Student loan debt doesn’t solely plague student borrowers postgraduation, but debt plays a significant role in university retention rates. A study conducted on Dillard’s campus in the fall of 2011 determined the No. 1 reason it lost students was because of unmet financial need.

“[Students] end up borrowing all this money to go. When you borrow, then you start looking at how much you borrowed after your freshman and sophomore year,” Williams said. “In some cases, our kids end up dropping out of school, but they still have that debt out there that they have to pay. That’s the challenge that we have, and that we’re grappling with.”

Dillard, Howard and North Carolina A&T are a few institutions that have created safe funds and grants from private donors to pay tuition and fees for students in dire need. Dillard had witnessed an increase in its retention rates and could see further increases if the federal government did a little bit more to support HBCU students.

“We are advocating for the federal government to double the amount of Pell that they’re currently giving [and] advocating for a summer Pell. If they double the Pell, that’s going to increase the amount of money that students get that they don’t have to pay back,” said Williams. “Our federal government can do that, and it will reduce the loan amount, [allowing] students to persist towards graduation.”

Student debt advocates applaud HBCUs for taking decisive actions to help their students grapple with student loan debt, and urge President Joe Biden and his administration to fulfill campaign promises of student loan relief and broad-based debt cancellation.

“I think [it] is important because HBCUs signaled to lawmakers, and particularly the president, that if they’re not going to get this done, they’re gonna do what they can to get it done,” said Cody Hounanian, executive director of the Student Debt Crisis Center.

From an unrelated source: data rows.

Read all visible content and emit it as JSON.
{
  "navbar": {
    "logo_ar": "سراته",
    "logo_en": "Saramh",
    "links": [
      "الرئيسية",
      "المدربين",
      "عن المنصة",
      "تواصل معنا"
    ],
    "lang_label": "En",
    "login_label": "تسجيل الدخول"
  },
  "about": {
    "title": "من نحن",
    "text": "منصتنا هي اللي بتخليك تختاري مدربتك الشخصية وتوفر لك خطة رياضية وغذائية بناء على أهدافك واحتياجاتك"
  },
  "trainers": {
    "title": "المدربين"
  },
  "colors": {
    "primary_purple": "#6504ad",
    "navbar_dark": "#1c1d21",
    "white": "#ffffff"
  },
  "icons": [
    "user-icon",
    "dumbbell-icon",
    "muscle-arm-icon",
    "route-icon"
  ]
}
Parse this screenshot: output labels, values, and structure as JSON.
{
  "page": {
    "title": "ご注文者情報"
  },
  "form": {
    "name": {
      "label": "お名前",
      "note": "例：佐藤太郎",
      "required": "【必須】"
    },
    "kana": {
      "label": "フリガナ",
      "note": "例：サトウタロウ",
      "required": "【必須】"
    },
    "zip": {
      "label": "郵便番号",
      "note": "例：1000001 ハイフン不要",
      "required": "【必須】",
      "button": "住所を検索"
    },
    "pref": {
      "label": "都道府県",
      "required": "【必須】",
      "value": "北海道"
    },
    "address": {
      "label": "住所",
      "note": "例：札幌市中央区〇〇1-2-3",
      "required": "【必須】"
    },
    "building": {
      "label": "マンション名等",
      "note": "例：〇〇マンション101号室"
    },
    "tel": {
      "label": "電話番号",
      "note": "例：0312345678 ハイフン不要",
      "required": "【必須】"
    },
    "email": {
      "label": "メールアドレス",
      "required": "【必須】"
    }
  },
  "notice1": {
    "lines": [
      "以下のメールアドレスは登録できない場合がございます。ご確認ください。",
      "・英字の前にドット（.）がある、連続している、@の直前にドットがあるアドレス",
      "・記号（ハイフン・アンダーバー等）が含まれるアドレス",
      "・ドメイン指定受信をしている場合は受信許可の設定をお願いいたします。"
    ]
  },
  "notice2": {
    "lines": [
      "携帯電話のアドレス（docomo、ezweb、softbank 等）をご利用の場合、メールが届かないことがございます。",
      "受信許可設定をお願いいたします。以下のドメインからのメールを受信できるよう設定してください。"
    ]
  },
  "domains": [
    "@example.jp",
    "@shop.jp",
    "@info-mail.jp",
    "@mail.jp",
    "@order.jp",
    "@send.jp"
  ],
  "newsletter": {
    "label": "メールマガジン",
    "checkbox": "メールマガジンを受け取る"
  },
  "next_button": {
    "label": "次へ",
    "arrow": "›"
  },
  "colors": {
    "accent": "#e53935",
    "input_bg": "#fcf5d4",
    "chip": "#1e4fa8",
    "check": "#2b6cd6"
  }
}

“This administration has taken some action when the previous administration really did nothing for student loan borrowers,” said Hounanian. “As an advocate who has worked on this issue for many years, I’m more optimistic than ever before that we’re closer than we’ve ever been before.”

Getting the government to commit to broad-based student loan cancellation is still an uphill climb. Secretary of Education Miguel Cardona acknowledged that he kept student relief at the center of conversations during his HBCU Week address earlier this month.

“Black students owe nearly twice as much as their white counterparts,” Cardona said. “Since January until now, we have issued $9.5 billion in discharges to many borrowers; we recognize this isn’t enough. We want to close the gap between the well-resourced and under-resourced.”

Initiatives and proposals include free community college, doubling the Pell Grant and increasing assistance for students whose families earn less than $100,000 per year. Although there is no clear plan for debt cancellation, Williams remains steadfast in his plea to eliminate student loan debt for HBCU students.

“We don’t want a talented individual not to go to college because they cannot afford to go to college, that is a waste of talent in our mind,” Williams said. “We want students to graduate from college and to get a start in life without having to worry about paying a significant amount of loan that they borrowed to get started. It’s almost like you’re getting started from behind.”

Mia Berry is the senior HBCU writer for Andscape and covers everything from sports to student-led protests. She is a Detroit native (What up Doe!), long-suffering Detroit sports fan and Notre Dame alumna who randomly shouts, "Go Irish."